2019-07-23
Weekly food for thought
Italy
2019-07-23
Weekly food for thought
Global
2019-07-23
Analyst insight
Middle East & North Africa
2019-07-23
Weekly food for thought
Global
2019-07-23
Weekly food for thought
Global
2019-07-23
Research note
#Carbon #Carbon/Climate Change #Climate #Paris Agreement
Global
2019-07-23
Weekly food for thought
Global
2019-07-23
Analyst insight
All
2019-07-23
Weekly food for thought
United States
2019-07-23
Weekly food for thought
All
2019-07-23
Weekly food for thought
#Carbon/Climate Change #Climate #Credit Risk
England
2019-07-23
Weekly food for thought
Global
2019-07-23
Weekly food for thought
Germany
2019-07-23
Analyst insight
Brazil
2019-07-23
Weekly food for thought
All
2019-07-23
Weekly food for thought
Italia
2019-07-23
Weekly food for thought
All
2019-07-23
Weekly food for thought
All
2019-07-23
Weekly food for thought
Canada
2019-07-23
Weekly food for thought
All
2019-07-23
Weekly food for thought
All
2019-07-23
Analyst insight
Sweden
2019-07-23
Weekly food for thought
All
2019-07-23
Weekly food for thought
All
2019-07-23
Weekly food for thought
Italia
2019-07-23
Analyst insight
All
2019-07-23
Weekly food for thought
USA
2019-07-23
Analyst insight
All
2019-07-23
Weekly food for thought
All
2019-07-23
Weekly food for thought
United Kingdom
2019-07-23
Weekly food for thought
United Kingdom
2019-07-23
Weekly food for thought
All
2019-07-23
Weekly food for thought
All
2019-07-23
Weekly food for thought
All
2019-07-23
Weekly food for thought
All
2019-07-23
Research note
All
2019-07-23
Weekly food for thought
All
2019-07-23
Weekly food for thought
All
2019-07-23
Weekly food for thought
Russia
2019-07-23
Analyst insight
Argentina
2019-07-23
Weekly food for thought
All
2019-07-23
Weekly food for thought
European Union
2019-07-23
Analyst insight
European Union
2019-07-23
Analyst insight
Greece
2019-07-23
Weekly food for thought
All
2019-07-23
Weekly food for thought
European Union
2019-07-23
Weekly food for thought
All
2019-07-23
Weekly food for thought
Cuba
2019-07-23
Weekly food for thought
All
2019-07-23
Analyst insight
Greece
2019-07-23
Weekly food for thought
European Union
2019-07-23
Weekly food for thought
French Guyana
2019-07-23
Weekly food for thought
#Sovereign Debt
Russia
2019-07-23
Weekly food for thought
All
2019-07-23
Weekly food for thought
All
2019-07-23
Weekly food for thought
Venezuela
2019-07-23
Analyst insight
All
2019-07-23
Weekly food for thought
United Kingdom
2019-07-23
Weekly food for thought
All
2019-07-23
Weekly food for thought
France
2019-07-23
Weekly food for thought
European Union
2019-07-23
Weekly food for thought
All
2019-07-23
Weekly food for thought
France
2019-07-23

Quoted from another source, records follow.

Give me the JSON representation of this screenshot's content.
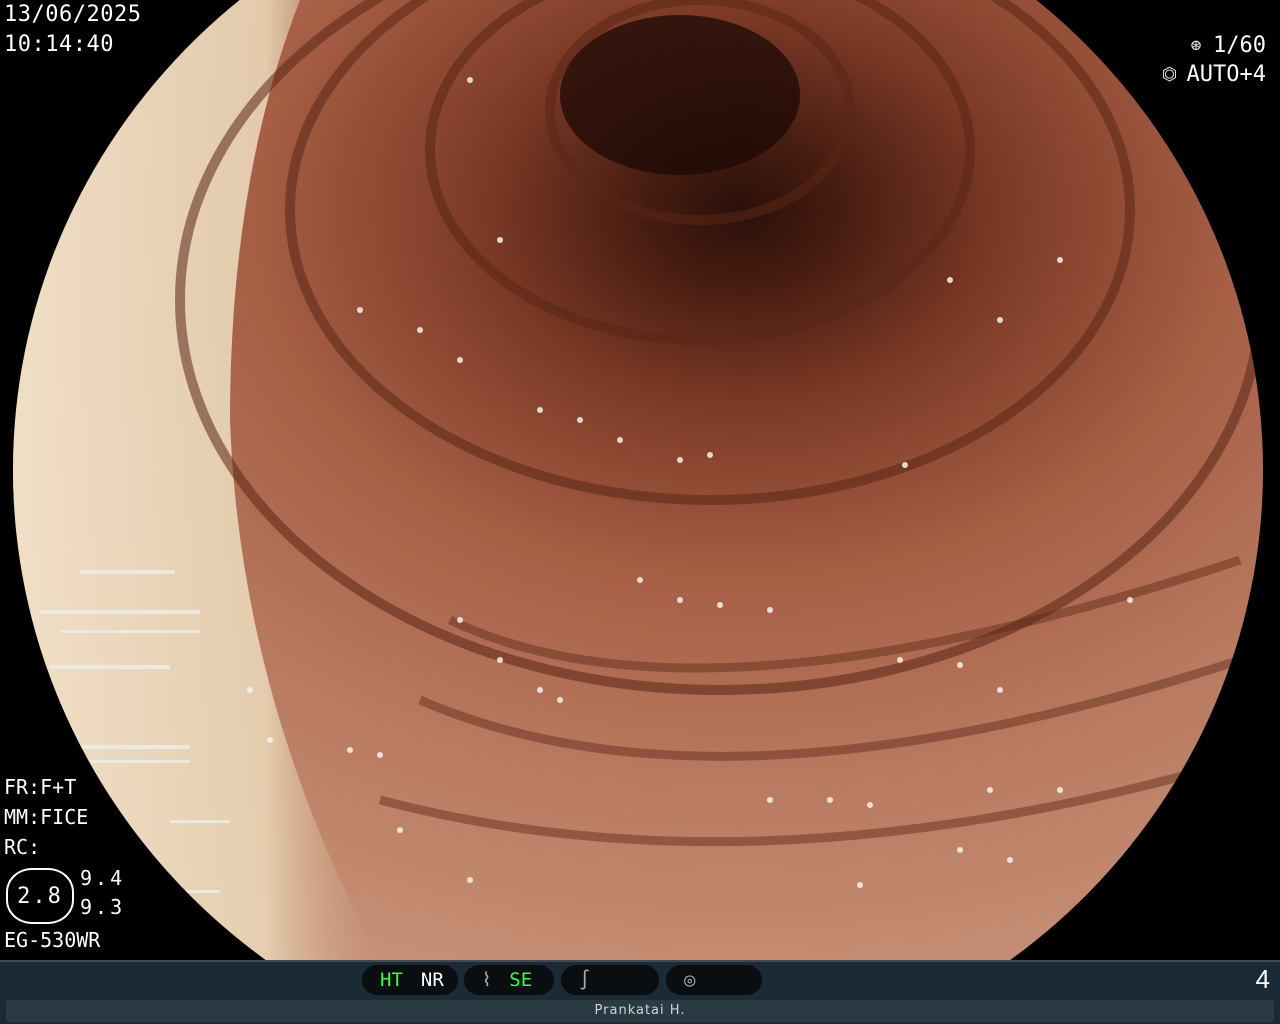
{
  "overlay": {
    "date": "13/06/2025",
    "time": "10:14:40",
    "shutter": "1/60",
    "iris": "AUTO+4",
    "shutter_icon": "shutter-icon",
    "iris_icon": "iris-icon"
  },
  "settings": {
    "fr": "FR:F+T",
    "mm": "MM:FICE",
    "rc": "RC:",
    "enhancement_main": "2.8",
    "enhancement_a": "9.4",
    "enhancement_b": "9.3",
    "scope_model": "EG-530WR"
  },
  "status_bar": {
    "ht": "HT",
    "nr": "NR",
    "se": "SE",
    "page": "4",
    "patient": "Prankatai H."
  },
  "colors": {
    "active": "#3aff3a",
    "bar": "#1b2a34"
  }
}
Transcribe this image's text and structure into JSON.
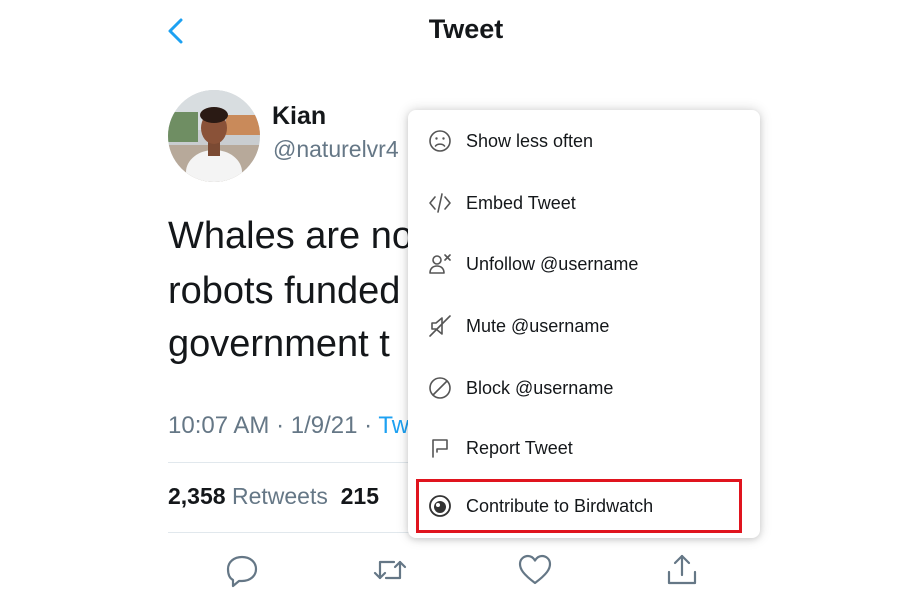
{
  "header": {
    "title": "Tweet"
  },
  "author": {
    "name": "Kian",
    "handle": "@naturelvr4"
  },
  "tweet": {
    "lines": [
      "Whales are no",
      "robots funded",
      "government t"
    ],
    "time": "10:07 AM",
    "separator": " · ",
    "date": "1/9/21",
    "source": "Tw"
  },
  "stats": {
    "retweets_count": "2,358",
    "retweets_label": "Retweets",
    "likes_count": "215"
  },
  "menu": {
    "items": [
      {
        "label": "Show less often",
        "icon": "frown-icon"
      },
      {
        "label": "Embed Tweet",
        "icon": "code-icon"
      },
      {
        "label": "Unfollow @username",
        "icon": "unfollow-icon"
      },
      {
        "label": "Mute @username",
        "icon": "mute-icon"
      },
      {
        "label": "Block @username",
        "icon": "block-icon"
      },
      {
        "label": "Report Tweet",
        "icon": "flag-icon"
      },
      {
        "label": "Contribute to Birdwatch",
        "icon": "birdwatch-icon"
      }
    ]
  },
  "colors": {
    "accent": "#1da1f2",
    "highlight": "#e0141e",
    "secondary_text": "#657786"
  }
}
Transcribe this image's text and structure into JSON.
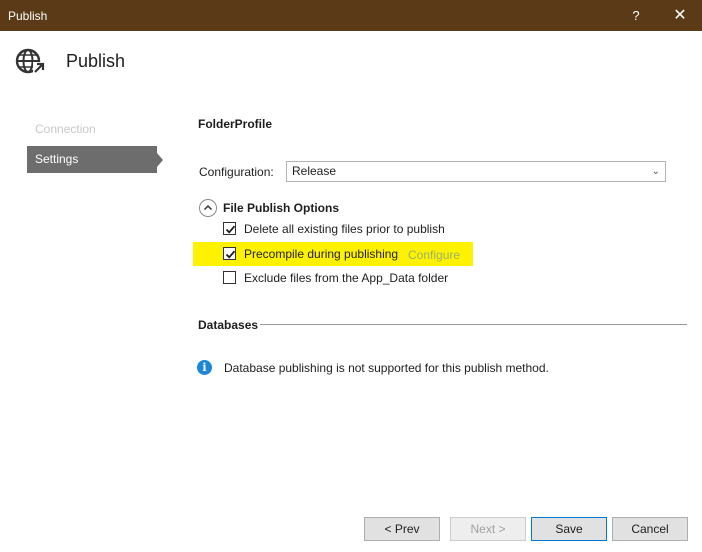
{
  "window": {
    "title": "Publish",
    "help_label": "?",
    "close_label": "✕"
  },
  "header": {
    "title": "Publish",
    "icon": "globe-publish-icon"
  },
  "nav": {
    "items": [
      {
        "label": "Connection",
        "state": "disabled"
      },
      {
        "label": "Settings",
        "state": "selected"
      }
    ]
  },
  "settings": {
    "profile_name": "FolderProfile",
    "configuration_label": "Configuration:",
    "configuration_value": "Release",
    "file_options_title": "File Publish Options",
    "options": [
      {
        "label": "Delete all existing files prior to publish",
        "checked": true
      },
      {
        "label": "Precompile during publishing",
        "checked": true,
        "link": "Configure"
      },
      {
        "label": "Exclude files from the App_Data folder",
        "checked": false
      }
    ],
    "databases_title": "Databases",
    "databases_info": "Database publishing is not supported for this publish method."
  },
  "footer": {
    "prev_label": "< Prev",
    "next_label": "Next >",
    "save_label": "Save",
    "cancel_label": "Cancel"
  },
  "colors": {
    "titlebar": "#5b3a17",
    "nav_selected": "#6d6d6d",
    "highlight": "#fff200",
    "info": "#1c87d8"
  }
}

Let's keep in touch!

This field is required
Invalid email

Register to our newsletter to be the first to hear about ...

Get started

More investors are choosing Beyond Ratings' proprietary ESG-augmented financial metrics to gain a 360° view of company and country ESG performance.